A. All around the country we have voluntary donations. But in certain areas some extra motivational efforts are needed.

Some believe that after a blood donation, a “Physical weakness” will occur. No such effect is felt by almost all of our blood donors except those who are emotionally susceptible, because we select healthy donors.

Q. What are the benefits of blood donations?

A. To the donor the most powerful health benefit is arguably in the psychological well-being.

Iron stores are regulated and many organs of the body are thus benefited such as liver and heart. Donating blood is good for you, and it’s even better for all the people who desperately need the help.

Many patients need blood to save their lives. Thalassemia, leukaemia, lymphoma and most other cancer patients on various medications need blood and blood products. Pregnant mothers with post-partum haemorrhage, patients in shock following trauma and all patients undergoing major surgeries can be saved with blood transfusions.

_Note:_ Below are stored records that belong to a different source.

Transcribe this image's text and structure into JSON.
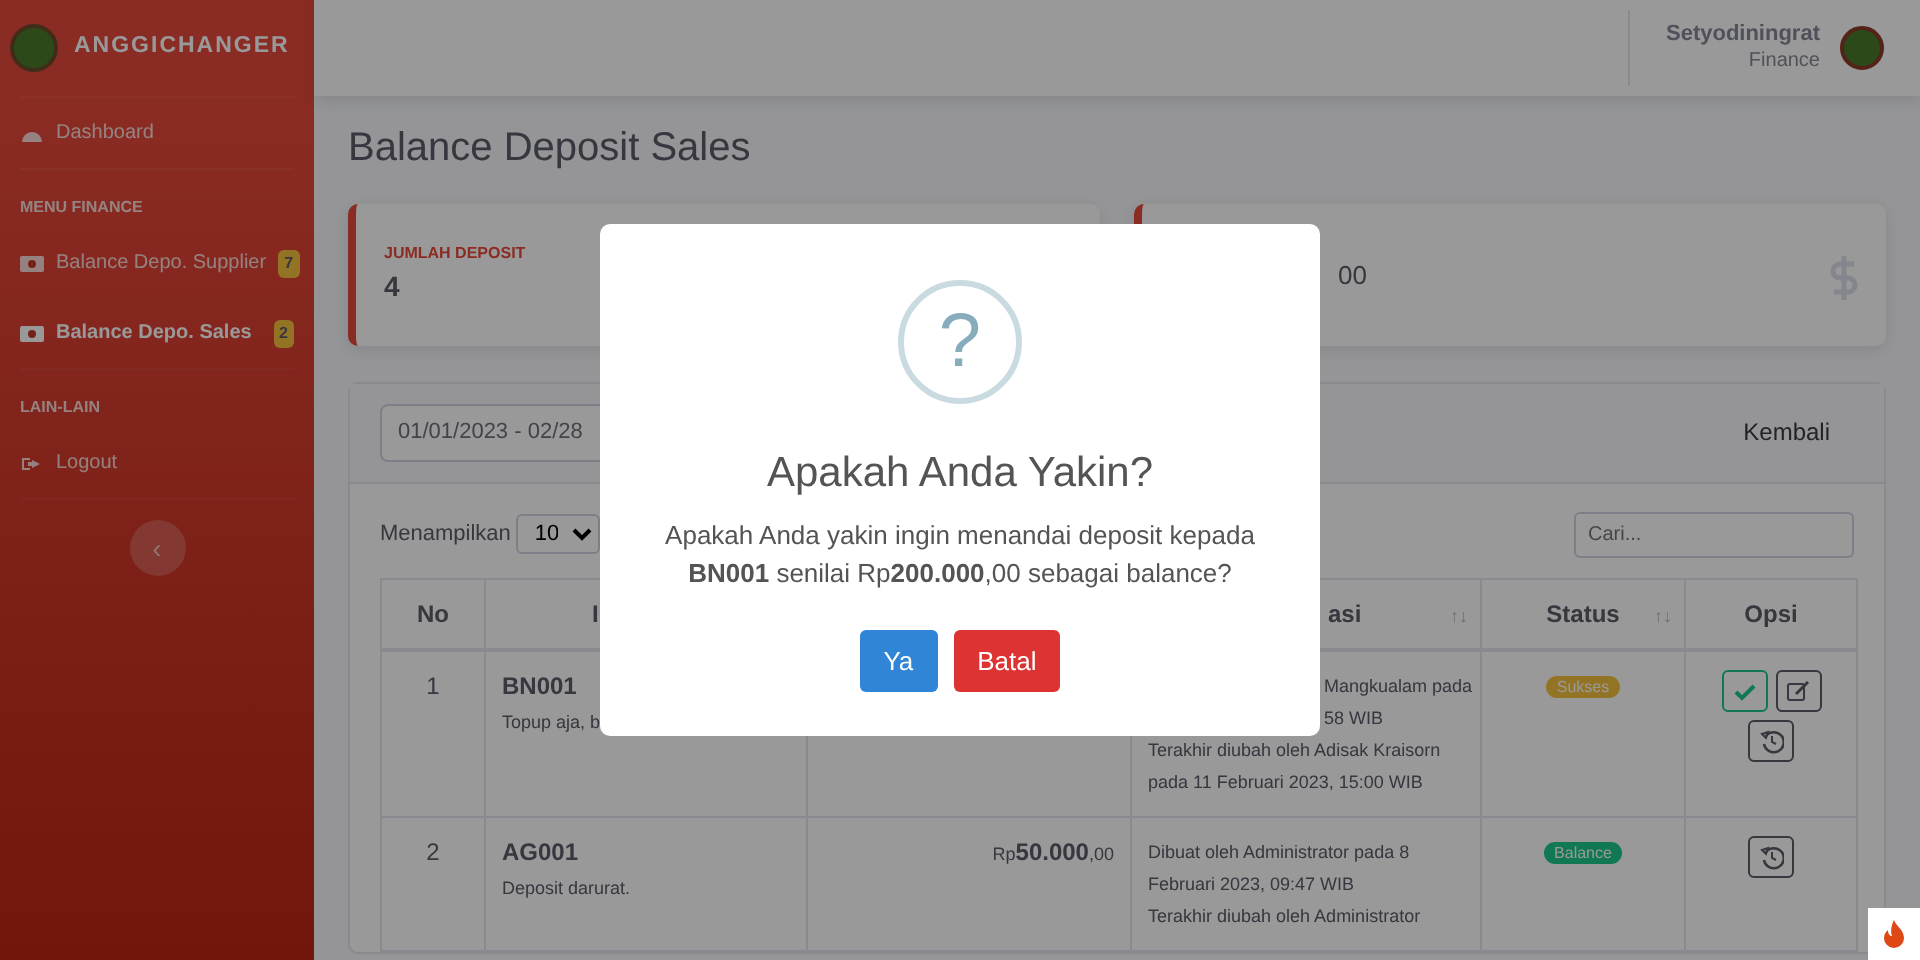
{
  "sidebar": {
    "brand": "ANGGICHANGER",
    "items": [
      {
        "kind": "divider"
      },
      {
        "kind": "link",
        "label": "Dashboard",
        "selected": false
      },
      {
        "kind": "divider"
      },
      {
        "kind": "heading",
        "label": "MENU FINANCE"
      },
      {
        "kind": "link",
        "label": "Balance Depo. Supplier",
        "badge": "7",
        "selected": false
      },
      {
        "kind": "link",
        "label": "Balance Depo. Sales",
        "badge": "2",
        "selected": true
      },
      {
        "kind": "divider"
      },
      {
        "kind": "heading",
        "label": "LAIN-LAIN"
      },
      {
        "kind": "link",
        "label": "Logout",
        "selected": false
      },
      {
        "kind": "divider"
      }
    ],
    "toggle": "‹"
  },
  "topbar": {
    "user_name": "Setyodiningrat",
    "user_role": "Finance"
  },
  "page_title": "Balance Deposit Sales",
  "stats": [
    {
      "label": "JUMLAH DEPOSIT",
      "value": "4"
    },
    {
      "value": "00"
    }
  ],
  "filter": {
    "date_range": "01/01/2023 - 02/28",
    "back_link": "Kembali"
  },
  "table_controls": {
    "length_label": "Menampilkan",
    "length_value": "10",
    "search_placeholder": "Cari..."
  },
  "table": {
    "columns": [
      {
        "label": "No"
      },
      {
        "label": "I"
      },
      {},
      {
        "label": "asi",
        "sort_icon": "↑↓"
      },
      {
        "label": "Status",
        "sort_icon": "↑↓"
      },
      {
        "label": "Opsi"
      }
    ],
    "rows": [
      {
        "no": "1",
        "id": "BN001",
        "note": "Topup aja, b",
        "info": [
          {
            "text": "Mangkualam pada",
            "covered": true
          },
          {
            "text": "58 WIB",
            "covered": true
          },
          {
            "text": "Terakhir diubah oleh Adisak Kraisorn pada 11 Februari 2023, 15:00 WIB"
          }
        ],
        "status": {
          "label": "Sukses",
          "kind": "warning"
        },
        "actions": [
          {
            "kind": "approve"
          },
          {
            "kind": "edit"
          },
          {
            "kind": "history"
          }
        ]
      },
      {
        "no": "2",
        "id": "AG001",
        "note": "Deposit darurat.",
        "amount": {
          "currency": "Rp",
          "major": "50.000",
          "minor": ",00"
        },
        "info": [
          {
            "text": "Dibuat oleh Administrator pada 8 Februari 2023, 09:47 WIB"
          },
          {
            "text": "Terakhir diubah oleh Administrator"
          }
        ],
        "status": {
          "label": "Balance",
          "kind": "success"
        },
        "actions": [
          {
            "kind": "history"
          }
        ]
      }
    ]
  },
  "modal": {
    "icon": "?",
    "title": "Apakah Anda Yakin?",
    "message": "Apakah Anda yakin ingin menandai deposit kepada **BN001** senilai Rp**200.000**,00 sebagai balance?",
    "buttons": [
      {
        "label": "Ya",
        "kind": "confirm"
      },
      {
        "label": "Batal",
        "kind": "cancel"
      }
    ]
  }
}
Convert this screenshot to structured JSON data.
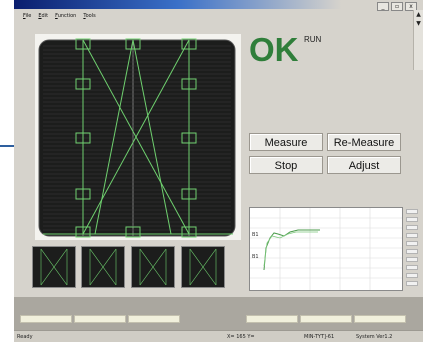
{
  "window": {
    "minimize_glyph": "_",
    "restore_glyph": "▫",
    "close_glyph": "x"
  },
  "menu": {
    "items": [
      "File",
      "Edit",
      "Function",
      "Tools"
    ]
  },
  "side_scrollbar": {
    "up": "▲",
    "down": "▼"
  },
  "status": {
    "result": "OK",
    "mode": "RUN",
    "result_color": "#2f7e3a"
  },
  "buttons": {
    "measure": "Measure",
    "remeasure": "Re-Measure",
    "stop": "Stop",
    "adjust": "Adjust"
  },
  "graph": {
    "label_a": "B1",
    "label_b": "B1"
  },
  "statusbar": {
    "ready": "Ready",
    "coords": "X= 165 Y=",
    "device": "MIN-TYT]-61",
    "system": "System Ver1.2"
  },
  "colors": {
    "overlay_green": "#6fd06f",
    "cell_dark": "#1c1d1c",
    "accent_blue": "#2e5f9e"
  }
}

Patients with Chronic Kidney Disease and those experiencing severe complications from Dengue can also be saved from a blood transfusion.

Q. How many lives can a single dose of blood save?

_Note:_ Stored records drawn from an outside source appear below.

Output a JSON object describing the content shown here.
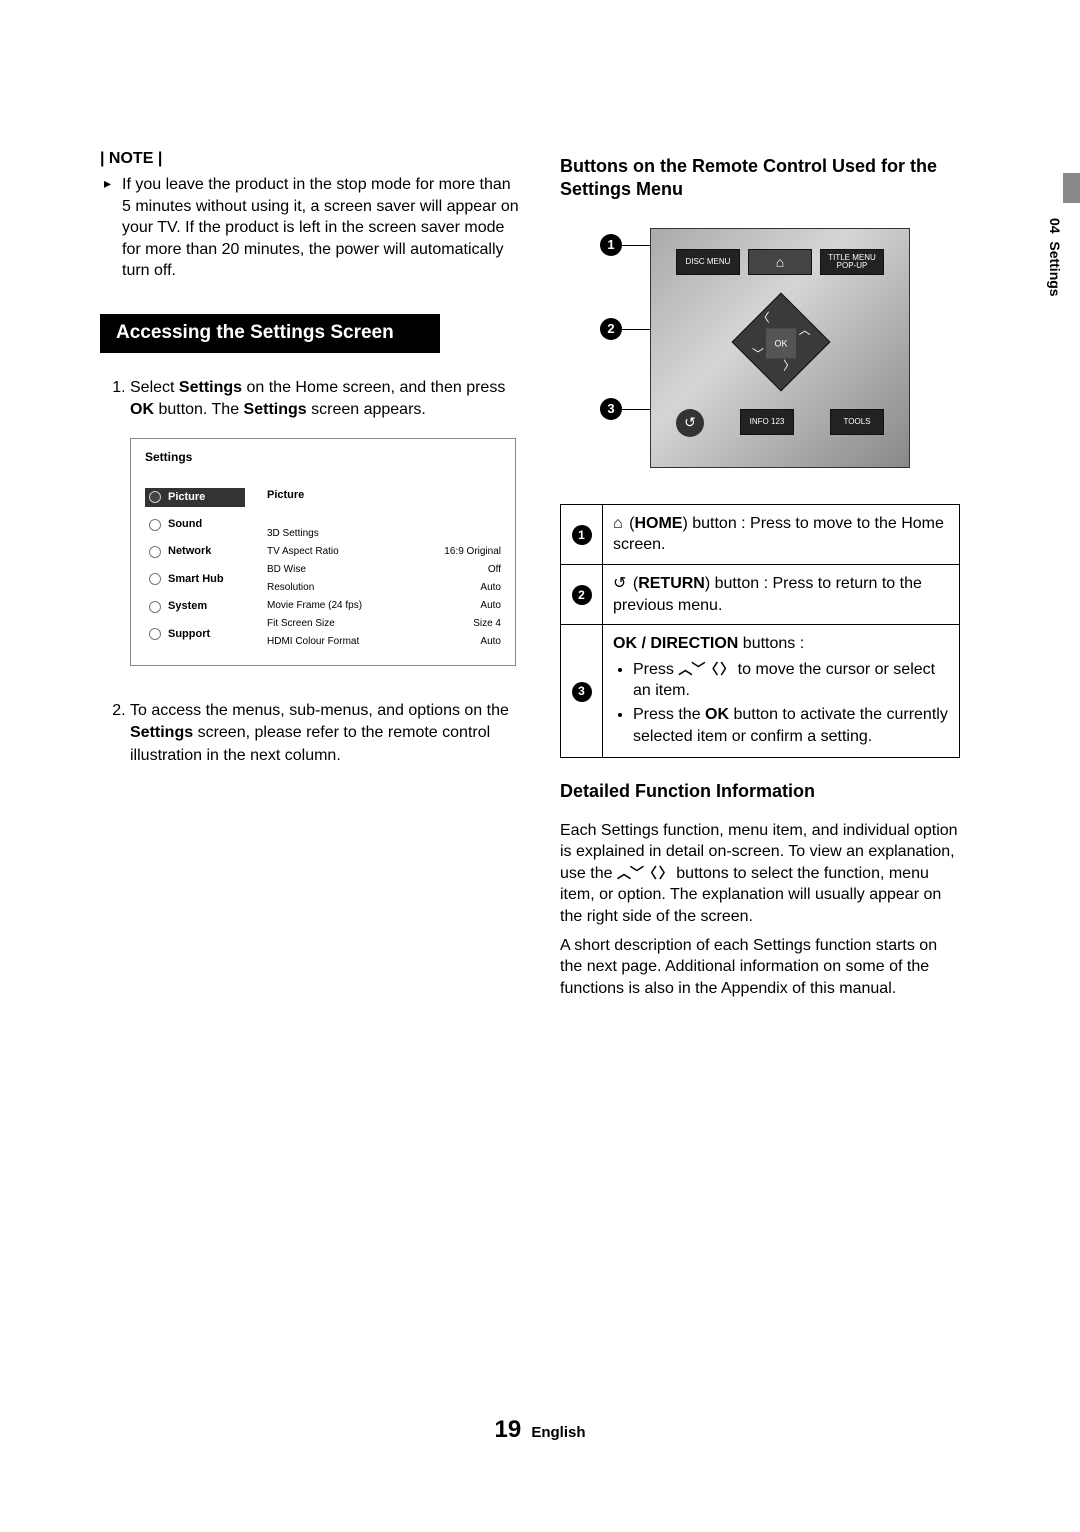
{
  "note": {
    "label": "| NOTE |",
    "body": "If you leave the product in the stop mode for more than 5 minutes without using it, a screen saver will appear on your TV. If the product is left in the screen saver mode for more than 20 minutes, the power will automatically turn off."
  },
  "section_access_title": "Accessing the Settings Screen",
  "step1_pre": "Select ",
  "step1_b1": "Settings",
  "step1_mid": " on the Home screen, and then press ",
  "step1_b2": "OK",
  "step1_mid2": " button. The ",
  "step1_b3": "Settings",
  "step1_end": " screen appears.",
  "step2_pre": "To access the menus, sub-menus, and options on the ",
  "step2_b1": "Settings",
  "step2_end": " screen, please refer to the remote control illustration in the next column.",
  "settings_ui": {
    "title": "Settings",
    "nav": [
      "Picture",
      "Sound",
      "Network",
      "Smart Hub",
      "System",
      "Support"
    ],
    "content_title": "Picture",
    "rows": [
      {
        "label": "3D Settings",
        "value": ""
      },
      {
        "label": "TV Aspect Ratio",
        "value": "16:9 Original"
      },
      {
        "label": "BD Wise",
        "value": "Off"
      },
      {
        "label": "Resolution",
        "value": "Auto"
      },
      {
        "label": "Movie Frame (24 fps)",
        "value": "Auto"
      },
      {
        "label": "Fit Screen Size",
        "value": "Size 4"
      },
      {
        "label": "HDMI Colour Format",
        "value": "Auto"
      }
    ]
  },
  "right_heading_buttons": "Buttons on the Remote Control Used for the Settings Menu",
  "remote": {
    "disc_menu": "DISC MENU",
    "title_menu": "TITLE MENU POP-UP",
    "ok": "OK",
    "info": "INFO 123",
    "tools": "TOOLS",
    "callouts": {
      "c1": "1",
      "c2": "2",
      "c3": "3"
    }
  },
  "button_table": {
    "row1_num": "1",
    "row1_label": "HOME",
    "row1_home_icon": "⌂",
    "row1_text_pre": " (",
    "row1_text_mid": ") button : Press to move to the Home screen.",
    "row2_num": "2",
    "row2_icon": "↺",
    "row2_label": "RETURN",
    "row2_text": ") button : Press to return to the previous menu.",
    "row3_num": "3",
    "row3_headlabel": "OK / DIRECTION",
    "row3_headtext": " buttons :",
    "row3_b1_pre": "Press ",
    "row3_b1_arrows": "︿﹀〈 〉",
    "row3_b1_post": " to move the cursor or select an item.",
    "row3_b2_pre": "Press the ",
    "row3_b2_ok": "OK",
    "row3_b2_post": " button to activate the currently selected item or confirm a setting."
  },
  "detail_heading": "Detailed Function Information",
  "detail_para1a": "Each Settings function, menu item, and individual option is explained in detail on-screen. To view an explanation, use the ",
  "detail_para1_arrows": "︿﹀〈 〉",
  "detail_para1b": " buttons to select the function, menu item, or option. The explanation will usually appear on the right side of the screen.",
  "detail_para2": "A short description of each Settings function starts on the next page. Additional information on some of the functions is also in the Appendix of this manual.",
  "sidetab_num": "04",
  "sidetab_label": "Settings",
  "footer_page": "19",
  "footer_lang": "English"
}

A. Two to five.

Q. Which authority is responsible for the overall management of blood donations island wide? What role does it play?

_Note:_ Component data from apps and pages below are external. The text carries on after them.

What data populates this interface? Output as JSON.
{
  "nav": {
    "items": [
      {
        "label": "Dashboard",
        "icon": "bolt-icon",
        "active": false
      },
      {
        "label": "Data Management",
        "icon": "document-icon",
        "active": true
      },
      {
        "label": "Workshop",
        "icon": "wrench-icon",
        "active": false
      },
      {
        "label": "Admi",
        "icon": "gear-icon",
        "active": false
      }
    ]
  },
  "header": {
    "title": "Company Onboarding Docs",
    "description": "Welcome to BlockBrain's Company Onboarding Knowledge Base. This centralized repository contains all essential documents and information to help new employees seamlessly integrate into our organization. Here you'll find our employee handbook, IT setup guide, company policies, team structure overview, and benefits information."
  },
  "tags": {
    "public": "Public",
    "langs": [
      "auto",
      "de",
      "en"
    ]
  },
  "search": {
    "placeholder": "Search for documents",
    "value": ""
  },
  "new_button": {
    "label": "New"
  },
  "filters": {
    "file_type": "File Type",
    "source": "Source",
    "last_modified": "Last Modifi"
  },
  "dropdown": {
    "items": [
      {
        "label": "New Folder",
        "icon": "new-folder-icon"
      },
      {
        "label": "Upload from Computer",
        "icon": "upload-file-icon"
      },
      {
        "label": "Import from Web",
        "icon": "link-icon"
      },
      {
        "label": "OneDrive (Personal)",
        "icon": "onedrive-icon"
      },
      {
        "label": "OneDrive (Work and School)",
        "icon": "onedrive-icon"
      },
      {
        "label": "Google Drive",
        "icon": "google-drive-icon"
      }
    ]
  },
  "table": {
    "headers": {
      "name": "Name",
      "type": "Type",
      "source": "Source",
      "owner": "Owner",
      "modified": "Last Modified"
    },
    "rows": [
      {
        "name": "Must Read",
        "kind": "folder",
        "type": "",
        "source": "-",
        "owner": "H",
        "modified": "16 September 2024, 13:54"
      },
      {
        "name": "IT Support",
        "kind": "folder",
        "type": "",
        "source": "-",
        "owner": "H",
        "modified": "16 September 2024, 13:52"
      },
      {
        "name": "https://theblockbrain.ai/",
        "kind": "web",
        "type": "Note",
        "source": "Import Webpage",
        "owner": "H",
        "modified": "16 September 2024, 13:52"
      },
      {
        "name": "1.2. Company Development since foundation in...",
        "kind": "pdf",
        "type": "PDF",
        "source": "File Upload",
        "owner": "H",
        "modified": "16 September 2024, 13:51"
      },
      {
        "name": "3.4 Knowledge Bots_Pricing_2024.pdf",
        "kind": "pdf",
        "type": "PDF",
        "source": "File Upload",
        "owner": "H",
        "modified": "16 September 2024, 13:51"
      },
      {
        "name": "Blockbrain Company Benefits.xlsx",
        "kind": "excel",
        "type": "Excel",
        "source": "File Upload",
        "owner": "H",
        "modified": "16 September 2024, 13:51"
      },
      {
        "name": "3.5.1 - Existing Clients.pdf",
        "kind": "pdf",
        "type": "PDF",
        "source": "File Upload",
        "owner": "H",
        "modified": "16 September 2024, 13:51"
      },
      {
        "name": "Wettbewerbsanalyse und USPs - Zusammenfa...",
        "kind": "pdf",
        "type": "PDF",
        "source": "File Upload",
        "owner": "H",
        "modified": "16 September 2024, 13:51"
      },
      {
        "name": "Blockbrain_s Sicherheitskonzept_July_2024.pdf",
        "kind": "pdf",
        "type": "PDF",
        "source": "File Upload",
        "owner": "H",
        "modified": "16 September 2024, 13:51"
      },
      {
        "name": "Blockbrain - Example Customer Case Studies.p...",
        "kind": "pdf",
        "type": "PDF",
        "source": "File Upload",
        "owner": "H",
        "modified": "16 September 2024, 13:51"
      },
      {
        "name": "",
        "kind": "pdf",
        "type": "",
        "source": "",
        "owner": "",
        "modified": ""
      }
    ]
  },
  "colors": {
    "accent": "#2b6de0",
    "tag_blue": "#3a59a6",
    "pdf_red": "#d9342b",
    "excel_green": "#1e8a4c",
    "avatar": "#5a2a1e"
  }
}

A. The National Blood Transfusion Service.

Q. What role does it play?

A. It is responsible for the development and implementation of Blood Inventory Management Guides & the National Blood policy in Sri Lanka. In addition, it also provides technical and clinical expertise on the subject. It is the apex body overlooking all regulatory matters related to blood and blood products in both public and private sectors in Sri Lanka.

Q. Is blood donations part of a strategic national development plan?

A. Yes, it is a national bio safety requirement for any country in that matter.

Q. What is the goal of the National Blood Transfusion Service in the future?

A. To be the leader and the best service provider in the National Transfusion Services in the Southeast Asian region.

Q. Is there a definite date for achieving your goal?

A. We are on a five-year plan to achieve this height if other conditions in the country are favourable for us to achieve the target.

Q. Do you have a message for our readers with regard to blood donations?

A. The National Blood Centre and each Cluster Blood Centre makes a pre-assumption about the number of mobile blood camps and the number of donors and decides the production of blood components in comparison to the national requirement.

Blood is a precious resource that must be carefully managed to ensure that each donor’s gift provides the greatest benefit to patients. It is essential to increase collections when the demand is high, and it is equally important to limit collections when the blood stocks are adequate, hence preventing wastage of blood.

Once a donation takes place, blood and components have a limited lifespan, and the person is not suitable to donate for another four months. The most important point is that there are no other substitutes for blood. Therefore, the National Blood Transfusion Service of Sri- Lanka is committed to optimise blood collection, production, blood inventory management, provision and transport to meet the statistically and scientifically predicted patient needs while minimising resource wastage.

So do not be disheartened if you are requested to donate on a later date simply due to adequate stocks in hand.

Q. Anything else you wish to add?

A. We also request our readers to communicate with the blood centre nearest to you via our online portal and hotlines to donate as per requirement without violating travel restrictions.

Our hotlines are: 0115332153/54